* Dataset entries
######

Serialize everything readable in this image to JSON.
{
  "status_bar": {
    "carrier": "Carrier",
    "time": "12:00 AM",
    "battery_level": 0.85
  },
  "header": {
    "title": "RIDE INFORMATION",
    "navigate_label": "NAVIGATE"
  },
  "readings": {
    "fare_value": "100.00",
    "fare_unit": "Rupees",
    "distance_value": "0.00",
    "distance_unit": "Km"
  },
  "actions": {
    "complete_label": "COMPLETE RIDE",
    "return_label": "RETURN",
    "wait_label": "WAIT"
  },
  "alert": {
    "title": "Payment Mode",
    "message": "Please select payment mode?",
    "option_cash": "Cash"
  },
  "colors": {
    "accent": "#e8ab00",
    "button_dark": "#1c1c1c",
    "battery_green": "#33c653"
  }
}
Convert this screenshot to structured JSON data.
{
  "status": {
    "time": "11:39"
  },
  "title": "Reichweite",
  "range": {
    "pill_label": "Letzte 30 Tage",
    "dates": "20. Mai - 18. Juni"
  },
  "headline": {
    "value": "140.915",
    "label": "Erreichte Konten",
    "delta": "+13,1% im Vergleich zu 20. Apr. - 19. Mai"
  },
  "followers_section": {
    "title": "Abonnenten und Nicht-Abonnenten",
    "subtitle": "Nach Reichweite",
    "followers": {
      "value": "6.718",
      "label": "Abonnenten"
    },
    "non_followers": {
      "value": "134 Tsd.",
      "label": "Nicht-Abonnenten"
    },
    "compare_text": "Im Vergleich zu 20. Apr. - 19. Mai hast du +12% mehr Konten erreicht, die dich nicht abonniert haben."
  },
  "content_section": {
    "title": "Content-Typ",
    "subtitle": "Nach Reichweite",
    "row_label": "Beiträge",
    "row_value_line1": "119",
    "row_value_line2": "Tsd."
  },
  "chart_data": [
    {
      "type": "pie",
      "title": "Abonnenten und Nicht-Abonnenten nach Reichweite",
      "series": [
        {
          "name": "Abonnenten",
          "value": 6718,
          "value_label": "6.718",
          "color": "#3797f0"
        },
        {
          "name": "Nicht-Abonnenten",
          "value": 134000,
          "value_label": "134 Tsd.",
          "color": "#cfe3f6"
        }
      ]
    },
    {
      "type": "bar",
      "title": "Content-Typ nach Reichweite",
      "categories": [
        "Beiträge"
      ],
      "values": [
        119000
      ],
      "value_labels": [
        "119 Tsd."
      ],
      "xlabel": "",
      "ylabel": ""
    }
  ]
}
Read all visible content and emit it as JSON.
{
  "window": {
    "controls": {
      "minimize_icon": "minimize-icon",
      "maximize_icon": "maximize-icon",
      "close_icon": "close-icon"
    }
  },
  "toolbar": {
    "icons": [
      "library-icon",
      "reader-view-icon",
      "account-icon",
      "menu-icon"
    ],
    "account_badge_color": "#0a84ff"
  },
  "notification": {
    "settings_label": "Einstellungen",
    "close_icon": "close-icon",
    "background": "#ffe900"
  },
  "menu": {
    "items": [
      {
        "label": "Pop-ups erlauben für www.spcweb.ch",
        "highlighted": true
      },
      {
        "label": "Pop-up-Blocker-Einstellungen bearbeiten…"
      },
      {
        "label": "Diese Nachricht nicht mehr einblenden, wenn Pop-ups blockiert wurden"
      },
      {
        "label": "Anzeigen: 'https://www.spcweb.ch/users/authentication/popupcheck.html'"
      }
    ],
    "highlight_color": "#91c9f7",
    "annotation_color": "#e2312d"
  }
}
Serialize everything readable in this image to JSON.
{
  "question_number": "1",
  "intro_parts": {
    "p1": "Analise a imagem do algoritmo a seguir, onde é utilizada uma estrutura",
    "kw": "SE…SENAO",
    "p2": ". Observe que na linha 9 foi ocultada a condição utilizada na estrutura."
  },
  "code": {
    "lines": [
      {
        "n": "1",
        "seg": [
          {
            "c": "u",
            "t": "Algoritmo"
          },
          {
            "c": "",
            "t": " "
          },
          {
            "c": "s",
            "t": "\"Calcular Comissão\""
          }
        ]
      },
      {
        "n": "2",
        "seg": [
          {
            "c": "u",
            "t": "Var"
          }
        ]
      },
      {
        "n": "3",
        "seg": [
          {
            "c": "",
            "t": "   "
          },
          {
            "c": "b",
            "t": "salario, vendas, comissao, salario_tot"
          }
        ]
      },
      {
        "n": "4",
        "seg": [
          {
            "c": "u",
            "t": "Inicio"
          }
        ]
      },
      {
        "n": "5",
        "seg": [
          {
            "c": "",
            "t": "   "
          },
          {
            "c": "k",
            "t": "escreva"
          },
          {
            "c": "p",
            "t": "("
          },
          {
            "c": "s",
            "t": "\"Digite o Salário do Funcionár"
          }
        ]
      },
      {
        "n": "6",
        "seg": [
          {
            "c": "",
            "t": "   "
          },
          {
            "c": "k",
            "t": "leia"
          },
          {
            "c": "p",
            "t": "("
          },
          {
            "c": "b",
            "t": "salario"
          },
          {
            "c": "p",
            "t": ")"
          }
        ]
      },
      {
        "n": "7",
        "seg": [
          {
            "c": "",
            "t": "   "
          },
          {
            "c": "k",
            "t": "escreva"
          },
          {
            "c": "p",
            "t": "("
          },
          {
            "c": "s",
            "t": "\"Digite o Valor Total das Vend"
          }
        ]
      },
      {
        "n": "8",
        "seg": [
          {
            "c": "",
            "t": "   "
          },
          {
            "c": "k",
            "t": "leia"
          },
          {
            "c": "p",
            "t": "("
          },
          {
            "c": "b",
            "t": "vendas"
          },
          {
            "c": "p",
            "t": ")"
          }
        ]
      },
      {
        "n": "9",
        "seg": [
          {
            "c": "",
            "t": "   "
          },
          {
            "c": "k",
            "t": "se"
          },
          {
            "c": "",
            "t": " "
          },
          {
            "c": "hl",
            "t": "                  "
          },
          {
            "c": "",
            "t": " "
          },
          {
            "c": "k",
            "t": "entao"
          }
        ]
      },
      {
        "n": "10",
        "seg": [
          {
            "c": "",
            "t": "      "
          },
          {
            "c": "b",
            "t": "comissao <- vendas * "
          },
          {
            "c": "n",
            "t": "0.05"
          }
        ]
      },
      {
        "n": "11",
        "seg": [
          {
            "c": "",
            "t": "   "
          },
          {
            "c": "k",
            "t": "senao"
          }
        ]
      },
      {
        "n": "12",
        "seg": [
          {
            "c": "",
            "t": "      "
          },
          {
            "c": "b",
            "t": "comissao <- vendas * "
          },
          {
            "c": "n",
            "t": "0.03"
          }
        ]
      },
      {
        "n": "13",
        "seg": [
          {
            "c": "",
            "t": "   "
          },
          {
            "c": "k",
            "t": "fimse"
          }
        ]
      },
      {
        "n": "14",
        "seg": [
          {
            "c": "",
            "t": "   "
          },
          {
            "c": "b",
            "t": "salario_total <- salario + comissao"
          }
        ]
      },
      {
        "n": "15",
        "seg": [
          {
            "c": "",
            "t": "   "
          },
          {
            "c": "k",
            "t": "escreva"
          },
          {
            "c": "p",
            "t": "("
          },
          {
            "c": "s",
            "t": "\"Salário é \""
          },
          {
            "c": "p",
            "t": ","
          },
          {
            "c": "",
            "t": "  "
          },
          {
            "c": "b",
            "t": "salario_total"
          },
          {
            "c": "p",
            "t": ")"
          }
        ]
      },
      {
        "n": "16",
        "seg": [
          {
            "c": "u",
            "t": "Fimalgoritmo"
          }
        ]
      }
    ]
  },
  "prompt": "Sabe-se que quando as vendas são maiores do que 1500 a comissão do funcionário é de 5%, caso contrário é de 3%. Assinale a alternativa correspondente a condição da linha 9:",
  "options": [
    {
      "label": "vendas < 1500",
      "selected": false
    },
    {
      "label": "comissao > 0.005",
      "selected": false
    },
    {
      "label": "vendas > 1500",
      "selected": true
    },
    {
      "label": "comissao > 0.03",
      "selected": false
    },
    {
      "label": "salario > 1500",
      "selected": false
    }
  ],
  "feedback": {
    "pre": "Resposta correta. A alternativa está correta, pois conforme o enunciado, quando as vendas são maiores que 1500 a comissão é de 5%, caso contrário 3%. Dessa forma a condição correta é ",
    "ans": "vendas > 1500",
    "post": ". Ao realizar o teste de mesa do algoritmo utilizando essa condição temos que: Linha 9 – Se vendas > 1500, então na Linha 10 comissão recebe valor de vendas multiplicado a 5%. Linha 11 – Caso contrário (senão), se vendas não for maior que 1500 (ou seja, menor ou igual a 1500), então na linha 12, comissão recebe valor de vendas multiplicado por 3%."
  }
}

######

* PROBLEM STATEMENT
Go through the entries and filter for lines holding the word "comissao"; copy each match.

* RESPONSE TO THIS TASK
            "t": "salario, vendas, comissao, salario_tot"
            "t": "comissao <- vendas * "
            "t": "comissao <- vendas * "
            "t": "salario_total <- salario + comissao"
      "label": "comissao > 0.005",
      "label": "comissao > 0.03",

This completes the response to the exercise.